- Work request -
Set down all of the entries precisely as they were written.

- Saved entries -
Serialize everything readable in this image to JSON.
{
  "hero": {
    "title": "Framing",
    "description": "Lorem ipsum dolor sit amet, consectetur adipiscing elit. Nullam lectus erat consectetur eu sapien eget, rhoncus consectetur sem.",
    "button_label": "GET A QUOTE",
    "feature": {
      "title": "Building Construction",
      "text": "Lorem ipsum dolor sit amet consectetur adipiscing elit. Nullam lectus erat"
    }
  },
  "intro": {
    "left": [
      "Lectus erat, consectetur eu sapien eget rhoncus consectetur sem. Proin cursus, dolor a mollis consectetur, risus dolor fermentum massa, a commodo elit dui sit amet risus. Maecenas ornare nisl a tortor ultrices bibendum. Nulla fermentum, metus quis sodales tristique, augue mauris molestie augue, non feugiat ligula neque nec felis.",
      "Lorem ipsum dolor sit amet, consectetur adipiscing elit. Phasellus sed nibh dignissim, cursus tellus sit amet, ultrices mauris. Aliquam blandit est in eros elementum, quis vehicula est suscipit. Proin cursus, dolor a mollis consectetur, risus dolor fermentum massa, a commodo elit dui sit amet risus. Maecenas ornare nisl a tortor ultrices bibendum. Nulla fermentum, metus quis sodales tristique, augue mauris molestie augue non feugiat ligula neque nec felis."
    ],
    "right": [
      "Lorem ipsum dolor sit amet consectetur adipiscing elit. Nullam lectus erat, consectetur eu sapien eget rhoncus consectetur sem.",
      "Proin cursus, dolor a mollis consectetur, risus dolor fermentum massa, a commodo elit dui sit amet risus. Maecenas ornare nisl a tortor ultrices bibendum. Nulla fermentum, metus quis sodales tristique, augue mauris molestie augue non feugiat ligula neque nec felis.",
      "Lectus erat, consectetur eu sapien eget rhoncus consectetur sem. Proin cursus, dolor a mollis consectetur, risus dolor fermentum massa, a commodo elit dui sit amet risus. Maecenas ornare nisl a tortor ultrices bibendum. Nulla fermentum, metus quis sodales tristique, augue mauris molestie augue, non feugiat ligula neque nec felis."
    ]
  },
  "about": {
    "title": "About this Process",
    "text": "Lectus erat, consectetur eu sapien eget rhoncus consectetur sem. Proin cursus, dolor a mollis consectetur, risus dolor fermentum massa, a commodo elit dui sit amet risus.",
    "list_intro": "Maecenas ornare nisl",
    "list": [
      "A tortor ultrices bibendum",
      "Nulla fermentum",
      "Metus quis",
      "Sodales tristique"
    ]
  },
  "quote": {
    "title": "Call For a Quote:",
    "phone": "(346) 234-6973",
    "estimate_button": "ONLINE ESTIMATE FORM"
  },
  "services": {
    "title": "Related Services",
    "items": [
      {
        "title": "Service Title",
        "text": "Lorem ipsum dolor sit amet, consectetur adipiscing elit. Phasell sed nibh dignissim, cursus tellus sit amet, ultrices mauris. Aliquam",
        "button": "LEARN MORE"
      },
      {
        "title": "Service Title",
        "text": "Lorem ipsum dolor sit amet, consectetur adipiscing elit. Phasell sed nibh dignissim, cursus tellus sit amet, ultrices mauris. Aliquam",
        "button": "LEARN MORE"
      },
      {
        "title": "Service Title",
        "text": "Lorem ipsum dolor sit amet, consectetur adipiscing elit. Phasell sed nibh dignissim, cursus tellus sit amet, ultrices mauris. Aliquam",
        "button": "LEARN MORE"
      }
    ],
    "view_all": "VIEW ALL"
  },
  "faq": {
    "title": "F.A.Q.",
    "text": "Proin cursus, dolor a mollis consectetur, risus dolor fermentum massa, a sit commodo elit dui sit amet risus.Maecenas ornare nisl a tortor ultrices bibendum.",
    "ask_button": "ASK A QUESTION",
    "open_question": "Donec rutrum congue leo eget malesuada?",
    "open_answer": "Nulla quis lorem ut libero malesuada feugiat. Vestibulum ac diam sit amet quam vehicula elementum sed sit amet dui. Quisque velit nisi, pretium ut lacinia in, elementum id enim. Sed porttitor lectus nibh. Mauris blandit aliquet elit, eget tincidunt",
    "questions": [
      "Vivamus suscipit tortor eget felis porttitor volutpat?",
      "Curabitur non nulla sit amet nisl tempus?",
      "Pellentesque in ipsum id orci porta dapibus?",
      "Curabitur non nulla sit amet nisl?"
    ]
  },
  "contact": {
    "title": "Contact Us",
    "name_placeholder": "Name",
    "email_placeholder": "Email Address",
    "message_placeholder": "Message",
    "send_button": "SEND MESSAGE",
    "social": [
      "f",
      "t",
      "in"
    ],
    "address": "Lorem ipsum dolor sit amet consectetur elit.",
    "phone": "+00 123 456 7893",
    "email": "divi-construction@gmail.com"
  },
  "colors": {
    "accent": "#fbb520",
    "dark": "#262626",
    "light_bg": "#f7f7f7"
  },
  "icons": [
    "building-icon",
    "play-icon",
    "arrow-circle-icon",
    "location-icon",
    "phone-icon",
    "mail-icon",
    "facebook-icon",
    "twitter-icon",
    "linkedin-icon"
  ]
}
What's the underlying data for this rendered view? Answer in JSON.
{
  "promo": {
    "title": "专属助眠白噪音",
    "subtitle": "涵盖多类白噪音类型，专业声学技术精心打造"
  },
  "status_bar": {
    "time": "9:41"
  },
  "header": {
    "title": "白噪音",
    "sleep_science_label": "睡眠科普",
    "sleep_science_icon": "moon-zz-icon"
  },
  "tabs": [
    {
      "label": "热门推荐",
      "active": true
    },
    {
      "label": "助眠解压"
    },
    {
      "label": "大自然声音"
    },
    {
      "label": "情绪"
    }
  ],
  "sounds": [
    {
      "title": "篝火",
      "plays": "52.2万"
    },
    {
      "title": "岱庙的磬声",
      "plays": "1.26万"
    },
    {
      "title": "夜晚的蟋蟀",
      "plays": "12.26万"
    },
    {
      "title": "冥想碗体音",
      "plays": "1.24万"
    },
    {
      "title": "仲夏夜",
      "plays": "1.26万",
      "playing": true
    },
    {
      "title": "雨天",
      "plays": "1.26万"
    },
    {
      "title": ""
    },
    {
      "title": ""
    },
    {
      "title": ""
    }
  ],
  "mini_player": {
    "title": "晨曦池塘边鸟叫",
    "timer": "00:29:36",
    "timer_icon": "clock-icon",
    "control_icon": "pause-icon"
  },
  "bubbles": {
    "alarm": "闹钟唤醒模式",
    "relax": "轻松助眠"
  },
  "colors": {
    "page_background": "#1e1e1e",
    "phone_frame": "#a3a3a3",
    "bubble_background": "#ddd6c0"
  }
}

- Solution to this task -
Serialize everything readable in this image to JSON.
{
  "hero": {
    "title": "Framing",
    "description": "Lorem ipsum dolor sit amet, consectetur adipiscing elit. Nullam lectus erat consectetur eu sapien eget, rhoncus consectetur sem.",
    "button_label": "GET A QUOTE",
    "feature": {
      "title": "Building Construction",
      "text": "Lorem ipsum dolor sit amet consectetur adipiscing elit. Nullam lectus erat"
    }
  },
  "intro": {
    "left": [
      "Lectus erat, consectetur eu sapien eget rhoncus consectetur sem. Proin cursus, dolor a mollis consectetur, risus dolor fermentum massa, a commodo elit dui sit amet risus. Maecenas ornare nisl a tortor ultrices bibendum. Nulla fermentum, metus quis sodales tristique, augue mauris molestie augue, non feugiat ligula neque nec felis.",
      "Lorem ipsum dolor sit amet, consectetur adipiscing elit. Phasellus sed nibh dignissim, cursus tellus sit amet, ultrices mauris. Aliquam blandit est in eros elementum, quis vehicula est suscipit. Proin cursus, dolor a mollis consectetur, risus dolor fermentum massa, a commodo elit dui sit amet risus. Maecenas ornare nisl a tortor ultrices bibendum. Nulla fermentum, metus quis sodales tristique, augue mauris molestie augue non feugiat ligula neque nec felis."
    ],
    "right": [
      "Lorem ipsum dolor sit amet consectetur adipiscing elit. Nullam lectus erat, consectetur eu sapien eget rhoncus consectetur sem.",
      "Proin cursus, dolor a mollis consectetur, risus dolor fermentum massa, a commodo elit dui sit amet risus. Maecenas ornare nisl a tortor ultrices bibendum. Nulla fermentum, metus quis sodales tristique, augue mauris molestie augue non feugiat ligula neque nec felis.",
      "Lectus erat, consectetur eu sapien eget rhoncus consectetur sem. Proin cursus, dolor a mollis consectetur, risus dolor fermentum massa, a commodo elit dui sit amet risus. Maecenas ornare nisl a tortor ultrices bibendum. Nulla fermentum, metus quis sodales tristique, augue mauris molestie augue, non feugiat ligula neque nec felis."
    ]
  },
  "about": {
    "title": "About this Process",
    "text": "Lectus erat, consectetur eu sapien eget rhoncus consectetur sem. Proin cursus, dolor a mollis consectetur, risus dolor fermentum massa, a commodo elit dui sit amet risus.",
    "list_intro": "Maecenas ornare nisl",
    "list": [
      "A tortor ultrices bibendum",
      "Nulla fermentum",
      "Metus quis",
      "Sodales tristique"
    ]
  },
  "quote": {
    "title": "Call For a Quote:",
    "phone": "(346) 234-6973",
    "estimate_button": "ONLINE ESTIMATE FORM"
  },
  "services": {
    "title": "Related Services",
    "items": [
      {
        "title": "Service Title",
        "text": "Lorem ipsum dolor sit amet, consectetur adipiscing elit. Phasell sed nibh dignissim, cursus tellus sit amet, ultrices mauris. Aliquam",
        "button": "LEARN MORE"
      },
      {
        "title": "Service Title",
        "text": "Lorem ipsum dolor sit amet, consectetur adipiscing elit. Phasell sed nibh dignissim, cursus tellus sit amet, ultrices mauris. Aliquam",
        "button": "LEARN MORE"
      },
      {
        "title": "Service Title",
        "text": "Lorem ipsum dolor sit amet, consectetur adipiscing elit. Phasell sed nibh dignissim, cursus tellus sit amet, ultrices mauris. Aliquam",
        "button": "LEARN MORE"
      }
    ],
    "view_all": "VIEW ALL"
  },
  "faq": {
    "title": "F.A.Q.",
    "text": "Proin cursus, dolor a mollis consectetur, risus dolor fermentum massa, a sit commodo elit dui sit amet risus.Maecenas ornare nisl a tortor ultrices bibendum.",
    "ask_button": "ASK A QUESTION",
    "open_question": "Donec rutrum congue leo eget malesuada?",
    "open_answer": "Nulla quis lorem ut libero malesuada feugiat. Vestibulum ac diam sit amet quam vehicula elementum sed sit amet dui. Quisque velit nisi, pretium ut lacinia in, elementum id enim. Sed porttitor lectus nibh. Mauris blandit aliquet elit, eget tincidunt",
    "questions": [
      "Vivamus suscipit tortor eget felis porttitor volutpat?",
      "Curabitur non nulla sit amet nisl tempus?",
      "Pellentesque in ipsum id orci porta dapibus?",
      "Curabitur non nulla sit amet nisl?"
    ]
  },
  "contact": {
    "title": "Contact Us",
    "name_placeholder": "Name",
    "email_placeholder": "Email Address",
    "message_placeholder": "Message",
    "send_button": "SEND MESSAGE",
    "social": [
      "f",
      "t",
      "in"
    ],
    "address": "Lorem ipsum dolor sit amet consectetur elit.",
    "phone": "+00 123 456 7893",
    "email": "divi-construction@gmail.com"
  },
  "colors": {
    "accent": "#fbb520",
    "dark": "#262626",
    "light_bg": "#f7f7f7"
  },
  "icons": [
    "building-icon",
    "play-icon",
    "arrow-circle-icon",
    "location-icon",
    "phone-icon",
    "mail-icon",
    "facebook-icon",
    "twitter-icon",
    "linkedin-icon"
  ]
}
What's the underlying data for this rendered view? Answer in JSON.
{
  "promo": {
    "title": "专属助眠白噪音",
    "subtitle": "涵盖多类白噪音类型，专业声学技术精心打造"
  },
  "status_bar": {
    "time": "9:41"
  },
  "header": {
    "title": "白噪音",
    "sleep_science_label": "睡眠科普",
    "sleep_science_icon": "moon-zz-icon"
  },
  "tabs": [
    {
      "label": "热门推荐",
      "active": true
    },
    {
      "label": "助眠解压"
    },
    {
      "label": "大自然声音"
    },
    {
      "label": "情绪"
    }
  ],
  "sounds": [
    {
      "title": "篝火",
      "plays": "52.2万"
    },
    {
      "title": "岱庙的磬声",
      "plays": "1.26万"
    },
    {
      "title": "夜晚的蟋蟀",
      "plays": "12.26万"
    },
    {
      "title": "冥想碗体音",
      "plays": "1.24万"
    },
    {
      "title": "仲夏夜",
      "plays": "1.26万",
      "playing": true
    },
    {
      "title": "雨天",
      "plays": "1.26万"
    },
    {
      "title": ""
    },
    {
      "title": ""
    },
    {
      "title": ""
    }
  ],
  "mini_player": {
    "title": "晨曦池塘边鸟叫",
    "timer": "00:29:36",
    "timer_icon": "clock-icon",
    "control_icon": "pause-icon"
  },
  "bubbles": {
    "alarm": "闹钟唤醒模式",
    "relax": "轻松助眠"
  },
  "colors": {
    "page_background": "#1e1e1e",
    "phone_frame": "#a3a3a3",
    "bubble_background": "#ddd6c0"
  }
}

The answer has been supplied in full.